PAUL SOLMAN: For years, I've taught students from abroad who longed to stay in the U.S. They are now talking about Australia, Europe and Asia and do not talk the way they did just a year or two ago about coming to and staying in the United States.
RICHARD FLORIDA: You are absolutely right: they don't. I see it in my students in Toronto at the business school, the Rotman School at the University of Toronto, where I teach. They come from all over the world, including the U.S., and 90-plus percent of them want to stay in Toronto. According to the statistics, a third to a half of high-tech, high-growth startups have an immigrant on the founding team.
Boy, oh boy. If that gets redirected, the United States loses that innovation impulse, loses that entrepreneurial impulse, will it be Melbourne, will it be Sydney, will it be Toronto, will it be Vancouver, will it be a place that we don't even think about today that's growing? You start to see these knowledge clusters emerge outside the United States, and that's worrying from a national point of view. Advantages that we have taken for granted could be cut off.
PAUL SOLMAN: But it's such a double-edged sword, isn't it? On the one hand, we need these clusters that you've been promoting for 15, 20 years. On the other hand, these clusters cause the crisis that your whole book is about.
RICHARD FLORIDA: This is the central contradiction of capitalism. It's not just "New Urban Crisis," but the central crisis of capitalism today. The very force that propels our economy divides us and pulls us apart and this is the national conversation we need to have. By the way, I don't have all the answers. This is a conversation that we need to have as a country.
PAUL SOLMAN: I've watched this process my entire, my entire career as a business and economics reporter. It's been 40 years. And all I've seen is more and more economic inequality, more and more of the clusters you're seeing. You start the book talking about New York in the 1970s when this place was bereft, where people would want to get out of here, and then in the '80s with the crack epidemic. And now, you've got the same apartments that sold for $50,000 back in the' 70s are $5 million apartments today, right?
RICHARD FLORIDA: Somebody asked me recently: "If you could predict the future, the next 10 years, what would you see?" It was a very good question and I said: You know what? Let me go back the last 10 or 15 years. Everybody was talking about George W Bush and the war in the Middle East and Iraq and terrorism.

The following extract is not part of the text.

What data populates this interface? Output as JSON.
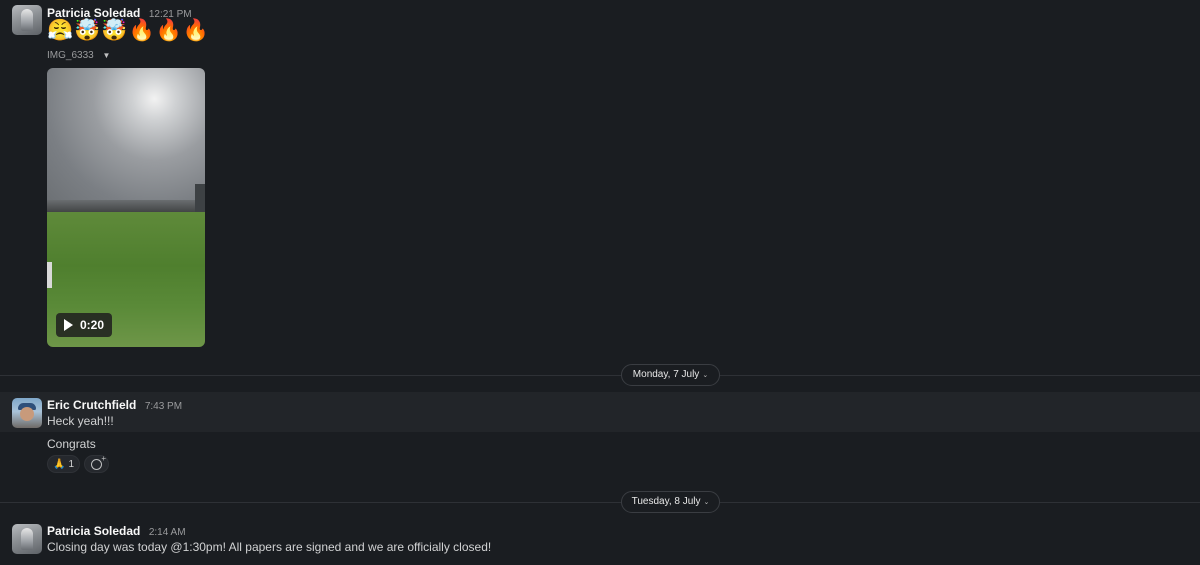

The big story for me was the urban revival. Our cities came back; they were remade. Tech came back. People came in.
The hope: Think locally and act locally
Looking out to the next 10 years, I think it's got to be local initiative. The federal government didn't make the boom happen; it was local initiative and local people and local business and local mayors doing it.
Here are a couple of reasons why I'm cautiously optimistic. One is because I spend time in cities all over the country and all over the world — not just in New York and San Francisco. I go to the places that are second- and third-tier places trying to rebuild. I lived in Pittsburgh for 17 years, and what you see there is local initiative to rebuild those economies.
Does it work all the time? No, but those economies are stronger than they were. So I really do think that mayors and local city builders and local people and their neighborhoods are building and can rebuild even in tough times when the deck is stacked against them like today
The other reason I'm optimistic is I don't see the kind of extreme political polarization we have at the national level in Washington, D.C., at the local level. When I visit communities all across the country, I cannot tell if the mayor or local elected officials are Democrat or Republican. There's no Democratic and Republican way to run a city. You just build a better city for people. That's why I'm optimistic — because when it comes to building a local economy, people have done it and can do it. If we give them the tools, the narrative, the conversation about inclusion — they can make it happen.